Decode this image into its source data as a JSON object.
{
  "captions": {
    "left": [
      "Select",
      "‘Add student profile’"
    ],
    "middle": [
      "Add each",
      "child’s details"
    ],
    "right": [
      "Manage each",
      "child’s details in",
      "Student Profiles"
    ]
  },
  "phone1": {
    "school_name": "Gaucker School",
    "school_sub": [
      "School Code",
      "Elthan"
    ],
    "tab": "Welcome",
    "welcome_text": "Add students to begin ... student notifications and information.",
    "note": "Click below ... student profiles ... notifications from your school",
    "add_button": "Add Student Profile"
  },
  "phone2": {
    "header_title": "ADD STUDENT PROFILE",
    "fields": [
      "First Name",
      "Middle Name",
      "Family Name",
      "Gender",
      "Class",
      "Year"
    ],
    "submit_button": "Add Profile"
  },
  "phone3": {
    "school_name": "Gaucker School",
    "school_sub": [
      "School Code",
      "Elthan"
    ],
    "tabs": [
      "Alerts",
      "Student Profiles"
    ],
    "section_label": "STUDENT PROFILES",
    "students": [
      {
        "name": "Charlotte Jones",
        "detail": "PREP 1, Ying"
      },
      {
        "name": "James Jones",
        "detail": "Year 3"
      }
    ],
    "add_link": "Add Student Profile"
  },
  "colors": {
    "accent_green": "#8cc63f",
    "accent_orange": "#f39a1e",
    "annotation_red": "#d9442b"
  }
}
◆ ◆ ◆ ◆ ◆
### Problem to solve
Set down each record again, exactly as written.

### Solution to this problem
Decode this image into its source data as a JSON object.
{
  "captions": {
    "left": [
      "Select",
      "‘Add student profile’"
    ],
    "middle": [
      "Add each",
      "child’s details"
    ],
    "right": [
      "Manage each",
      "child’s details in",
      "Student Profiles"
    ]
  },
  "phone1": {
    "school_name": "Gaucker School",
    "school_sub": [
      "School Code",
      "Elthan"
    ],
    "tab": "Welcome",
    "welcome_text": "Add students to begin ... student notifications and information.",
    "note": "Click below ... student profiles ... notifications from your school",
    "add_button": "Add Student Profile"
  },
  "phone2": {
    "header_title": "ADD STUDENT PROFILE",
    "fields": [
      "First Name",
      "Middle Name",
      "Family Name",
      "Gender",
      "Class",
      "Year"
    ],
    "submit_button": "Add Profile"
  },
  "phone3": {
    "school_name": "Gaucker School",
    "school_sub": [
      "School Code",
      "Elthan"
    ],
    "tabs": [
      "Alerts",
      "Student Profiles"
    ],
    "section_label": "STUDENT PROFILES",
    "students": [
      {
        "name": "Charlotte Jones",
        "detail": "PREP 1, Ying"
      },
      {
        "name": "James Jones",
        "detail": "Year 3"
      }
    ],
    "add_link": "Add Student Profile"
  },
  "colors": {
    "accent_green": "#8cc63f",
    "accent_orange": "#f39a1e",
    "annotation_red": "#d9442b"
  }
}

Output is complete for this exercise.